(Chemical Equation Presented) α-Helices constitute the largest class of protein secondary structures and play a major role in mediating protein-protein interactions. Development of stable mimics of short α-helices would be invaluable for inhibition of protein-protein interactions. This Account describes our efforts in developing a general approach for constraining short peptides in α-helical conformations by a main-chain hydrogen bond surrogate (HBS) strategy. The HBS α-helices feature a carbon-carbon bond derived from a ring-dosing metathesis reaction in place of an N-terminal intramolecular hydrogen bond between the peptide i and i + 4 residues. Our approach is centered on the helix-coil transition theory in peptides, which suggests that the energetically demanding organization of three consecutive amino adds into the helical orientation inherently limits the stability of short α-helices.
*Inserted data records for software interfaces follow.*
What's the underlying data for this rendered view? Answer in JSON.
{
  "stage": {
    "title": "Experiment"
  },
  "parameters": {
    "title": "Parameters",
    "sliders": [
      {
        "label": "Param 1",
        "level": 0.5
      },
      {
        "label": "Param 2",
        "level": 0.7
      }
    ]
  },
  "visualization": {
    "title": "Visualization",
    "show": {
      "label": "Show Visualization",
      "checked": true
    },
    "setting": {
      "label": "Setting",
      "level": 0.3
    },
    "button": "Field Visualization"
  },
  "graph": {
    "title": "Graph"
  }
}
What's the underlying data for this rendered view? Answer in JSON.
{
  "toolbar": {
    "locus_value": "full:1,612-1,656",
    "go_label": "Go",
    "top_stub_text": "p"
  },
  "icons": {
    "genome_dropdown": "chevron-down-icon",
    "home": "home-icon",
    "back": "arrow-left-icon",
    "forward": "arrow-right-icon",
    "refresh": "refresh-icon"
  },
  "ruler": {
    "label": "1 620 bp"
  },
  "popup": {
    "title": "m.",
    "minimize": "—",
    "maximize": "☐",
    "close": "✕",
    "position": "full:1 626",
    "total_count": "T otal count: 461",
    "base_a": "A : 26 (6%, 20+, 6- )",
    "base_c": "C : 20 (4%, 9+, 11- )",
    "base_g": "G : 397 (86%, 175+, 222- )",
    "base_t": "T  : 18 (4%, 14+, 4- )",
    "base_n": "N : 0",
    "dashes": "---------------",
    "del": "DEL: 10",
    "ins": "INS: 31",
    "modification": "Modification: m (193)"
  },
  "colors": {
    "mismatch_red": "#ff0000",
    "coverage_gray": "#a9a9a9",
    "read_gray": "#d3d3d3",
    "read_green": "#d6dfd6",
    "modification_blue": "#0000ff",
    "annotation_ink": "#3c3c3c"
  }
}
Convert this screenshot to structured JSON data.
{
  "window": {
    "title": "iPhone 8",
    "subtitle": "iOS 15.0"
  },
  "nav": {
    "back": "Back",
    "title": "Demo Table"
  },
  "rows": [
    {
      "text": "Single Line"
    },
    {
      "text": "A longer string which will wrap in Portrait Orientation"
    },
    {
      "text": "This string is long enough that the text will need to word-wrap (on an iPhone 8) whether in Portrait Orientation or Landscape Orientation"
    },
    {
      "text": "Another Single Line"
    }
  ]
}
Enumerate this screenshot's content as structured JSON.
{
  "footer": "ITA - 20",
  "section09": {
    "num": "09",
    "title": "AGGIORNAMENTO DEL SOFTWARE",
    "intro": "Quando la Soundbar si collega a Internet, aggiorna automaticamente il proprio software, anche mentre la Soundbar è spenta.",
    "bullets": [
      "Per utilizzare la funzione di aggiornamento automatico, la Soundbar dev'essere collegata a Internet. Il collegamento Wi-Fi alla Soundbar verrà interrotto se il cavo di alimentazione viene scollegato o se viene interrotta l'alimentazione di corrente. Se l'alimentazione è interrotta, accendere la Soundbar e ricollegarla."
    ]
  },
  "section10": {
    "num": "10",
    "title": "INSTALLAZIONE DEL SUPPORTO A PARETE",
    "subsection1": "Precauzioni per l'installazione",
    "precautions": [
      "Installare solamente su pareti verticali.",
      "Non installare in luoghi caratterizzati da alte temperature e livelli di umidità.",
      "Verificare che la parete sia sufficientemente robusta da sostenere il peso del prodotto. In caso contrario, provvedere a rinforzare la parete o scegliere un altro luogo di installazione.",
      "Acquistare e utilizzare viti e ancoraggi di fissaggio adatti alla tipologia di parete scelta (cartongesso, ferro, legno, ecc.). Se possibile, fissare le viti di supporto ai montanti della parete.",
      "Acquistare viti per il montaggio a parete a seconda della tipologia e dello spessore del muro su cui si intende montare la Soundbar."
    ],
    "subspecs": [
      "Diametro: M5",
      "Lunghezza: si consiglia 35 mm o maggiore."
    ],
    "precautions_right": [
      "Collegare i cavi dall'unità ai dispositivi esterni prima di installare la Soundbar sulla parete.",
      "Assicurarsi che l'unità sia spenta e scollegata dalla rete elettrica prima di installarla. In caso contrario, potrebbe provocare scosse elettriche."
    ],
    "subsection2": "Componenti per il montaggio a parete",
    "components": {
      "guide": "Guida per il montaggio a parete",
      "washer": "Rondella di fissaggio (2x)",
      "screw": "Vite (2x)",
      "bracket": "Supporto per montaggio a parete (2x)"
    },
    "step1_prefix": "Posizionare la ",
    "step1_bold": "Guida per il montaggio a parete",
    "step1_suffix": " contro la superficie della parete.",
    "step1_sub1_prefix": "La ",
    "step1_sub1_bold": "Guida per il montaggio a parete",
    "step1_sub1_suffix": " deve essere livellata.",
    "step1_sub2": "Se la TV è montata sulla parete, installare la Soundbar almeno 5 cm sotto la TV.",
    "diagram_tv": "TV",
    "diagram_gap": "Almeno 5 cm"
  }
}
The HBS method affords preorganized α-turns to overcome this intrinsic nucleation barrier and initiate helix formation. The HBS approach is an attractive strategy for generation of ligands for protein receptors because placement of the cross-link on the inside of the helix does not block solvent-exposed molecular recognition surfaces of the molecule. Our metathesis-based synthetic strategy utilizes standard Fmoc solid phase peptide synthesis methodology, resins, and reagents and provides HBS helices in sufficient amounts for subsequent biophysical and biological analyses. Extensive conformational analysis of HBS α-helices with 2D NMR, circular dichroism spectroscopies and X-ray crystallography confirms the α-helical structure in these compounds. The crystal structure indicates that all i and i + 4 C=O and NH hydrogen-bonding partners fall within distances and angles expected for a fully hydrogen-bonded α-helix. The backbone conformation of HBS α-helix in the crystal structure superimposes with an rms difference of 0.75 Å onto the backbone conformation of a model α-helix. Significantly, the backbone torsion angles for the HBS helix residues fall within the range expected for a canonical α-helix. Thermal and chemical denaturation studies suggest that the HBS approach provides exceptionally stable α-helices from a variety of short sequences, which retain their helical conformation in aqueous buffers at exceptionally high temperatures. The high degree of thermal stability observed for HBS helices is consistent with the theoretical predictions for a nucleated helix. The HBS approach was devised to afford internally constrained helices so that the molecular recognition surface of the helix and its protein binding properties are not compromised by the constraining moiety. Notably, our preliminary studies illustrate that HBS helices can target their expected protein receptors with high affinity.
ASJC Scopus subject areas